> [Activity]:
Look through the material below for "icon". Copy every line that contains it.

> [Information given]:
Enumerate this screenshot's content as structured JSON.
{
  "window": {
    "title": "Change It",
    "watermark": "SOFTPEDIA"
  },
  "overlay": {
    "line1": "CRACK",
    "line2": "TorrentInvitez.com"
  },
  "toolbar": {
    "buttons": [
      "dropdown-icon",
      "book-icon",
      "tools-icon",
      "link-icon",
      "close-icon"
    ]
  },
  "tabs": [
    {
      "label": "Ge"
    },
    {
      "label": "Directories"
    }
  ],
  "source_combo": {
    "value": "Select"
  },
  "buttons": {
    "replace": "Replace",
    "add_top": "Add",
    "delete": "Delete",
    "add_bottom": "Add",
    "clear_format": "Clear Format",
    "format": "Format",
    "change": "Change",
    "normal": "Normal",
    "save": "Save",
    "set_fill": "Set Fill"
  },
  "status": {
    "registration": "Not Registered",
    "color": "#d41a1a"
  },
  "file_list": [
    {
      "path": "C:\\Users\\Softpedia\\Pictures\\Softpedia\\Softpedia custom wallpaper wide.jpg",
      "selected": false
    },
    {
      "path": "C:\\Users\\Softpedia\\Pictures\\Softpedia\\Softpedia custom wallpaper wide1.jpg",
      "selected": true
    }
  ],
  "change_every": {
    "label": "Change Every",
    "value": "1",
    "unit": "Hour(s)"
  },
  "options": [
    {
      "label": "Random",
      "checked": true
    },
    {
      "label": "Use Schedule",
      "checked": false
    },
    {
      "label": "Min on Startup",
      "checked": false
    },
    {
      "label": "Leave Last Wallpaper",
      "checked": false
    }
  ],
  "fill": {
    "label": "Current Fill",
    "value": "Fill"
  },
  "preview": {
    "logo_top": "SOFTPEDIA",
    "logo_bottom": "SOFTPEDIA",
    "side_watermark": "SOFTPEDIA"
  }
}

> [Solution to this exercise]:
      "dropdown-icon",
      "book-icon",
      "tools-icon",
      "link-icon",
      "close-icon"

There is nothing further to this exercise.